Bronze Age Royal Tombs Discovered In Greece
Archaeologists have recently discovered two royal tombs in Greece which contain gold jewellery and other artefacts dating back over 3000 years.
The beehive-shaped tombs are located close to the Bronze Age palace of Pylos, which is based in the southern Peloponnese region.
The find was announced by archaeologists from the University of Cincinnati at the site in Pylos on Tuesday.
The researchers used photogrammetry and digital mapping to locate and document the objects in the tomb.
The site had been difficult to excavate due to the collapse of the tombs’ domes over time; an estimated 40,000 stones needed to be removed.

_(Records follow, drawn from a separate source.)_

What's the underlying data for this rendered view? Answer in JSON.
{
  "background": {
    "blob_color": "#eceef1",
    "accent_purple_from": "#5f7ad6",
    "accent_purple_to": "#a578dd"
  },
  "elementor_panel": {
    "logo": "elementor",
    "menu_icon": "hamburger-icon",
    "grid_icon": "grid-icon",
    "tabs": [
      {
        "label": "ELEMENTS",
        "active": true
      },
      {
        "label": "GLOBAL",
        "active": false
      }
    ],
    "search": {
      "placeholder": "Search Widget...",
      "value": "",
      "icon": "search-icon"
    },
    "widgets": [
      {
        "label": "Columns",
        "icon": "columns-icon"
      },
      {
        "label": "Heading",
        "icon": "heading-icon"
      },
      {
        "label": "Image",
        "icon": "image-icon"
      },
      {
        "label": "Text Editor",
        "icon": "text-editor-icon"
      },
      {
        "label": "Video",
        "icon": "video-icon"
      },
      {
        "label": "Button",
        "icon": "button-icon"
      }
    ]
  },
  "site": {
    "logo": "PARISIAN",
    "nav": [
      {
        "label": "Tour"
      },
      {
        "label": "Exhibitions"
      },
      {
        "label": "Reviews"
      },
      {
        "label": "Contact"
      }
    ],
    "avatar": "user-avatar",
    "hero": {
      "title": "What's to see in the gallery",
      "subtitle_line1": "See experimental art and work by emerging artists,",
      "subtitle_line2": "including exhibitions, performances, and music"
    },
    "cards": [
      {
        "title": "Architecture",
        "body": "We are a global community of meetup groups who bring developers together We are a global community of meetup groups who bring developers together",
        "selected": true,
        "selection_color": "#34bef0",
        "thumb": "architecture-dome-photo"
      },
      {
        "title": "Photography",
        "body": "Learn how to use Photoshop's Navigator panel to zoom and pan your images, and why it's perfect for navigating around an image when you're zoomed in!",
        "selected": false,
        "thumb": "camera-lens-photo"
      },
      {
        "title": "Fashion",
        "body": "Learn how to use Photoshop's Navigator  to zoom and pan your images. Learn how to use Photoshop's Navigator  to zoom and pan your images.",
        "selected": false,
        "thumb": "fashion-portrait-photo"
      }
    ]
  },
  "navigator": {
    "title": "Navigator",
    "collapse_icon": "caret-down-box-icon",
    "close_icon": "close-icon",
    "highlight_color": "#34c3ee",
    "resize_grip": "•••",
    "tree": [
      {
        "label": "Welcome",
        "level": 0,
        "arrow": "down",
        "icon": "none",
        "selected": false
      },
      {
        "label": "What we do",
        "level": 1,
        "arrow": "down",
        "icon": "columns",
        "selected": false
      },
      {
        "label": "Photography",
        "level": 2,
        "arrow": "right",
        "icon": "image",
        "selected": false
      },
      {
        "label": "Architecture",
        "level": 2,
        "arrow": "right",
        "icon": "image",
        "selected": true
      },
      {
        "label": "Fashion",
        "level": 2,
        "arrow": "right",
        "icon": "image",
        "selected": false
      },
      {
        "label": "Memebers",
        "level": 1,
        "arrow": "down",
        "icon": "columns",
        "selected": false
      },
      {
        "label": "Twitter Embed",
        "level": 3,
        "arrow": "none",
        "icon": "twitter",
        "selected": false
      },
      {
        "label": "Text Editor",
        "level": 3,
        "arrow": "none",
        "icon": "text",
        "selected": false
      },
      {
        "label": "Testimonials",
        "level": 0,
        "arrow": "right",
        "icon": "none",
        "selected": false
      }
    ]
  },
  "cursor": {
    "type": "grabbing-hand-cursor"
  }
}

One of the artefacts, a golden ring engraved with two bulls surrounded by sheaves of grain, has given archaeologists insight into agriculture in that time period.
Jack Davis, head of the classics department at the University of Cincinnati noted that “it's the only representation of grain in the art of Crete or Minoan civilization”.
The occupants of the tomb are suggested to have been extremely wealthy, evidenced by the flakes of gold found on the floor, which once would have covered the tomb’s walls.
The tombs even contained amber, from the Baltic, and amethyst, from Egypt, suggesting that Pylos had a key role in the Bronze Age trade route.
These tombs are expected to provide further clues about early Mycenaean life, as the researchers will continue to work on the site for at least two more years.
Learn more about the history of ancient cultures in Greece on our Essential Archaeology of Greece tour, exploring the Bronze Age hub of Mycenae and Tiryns, an accurate example of the Mycenaean civilisation.
Added: 20th December 2019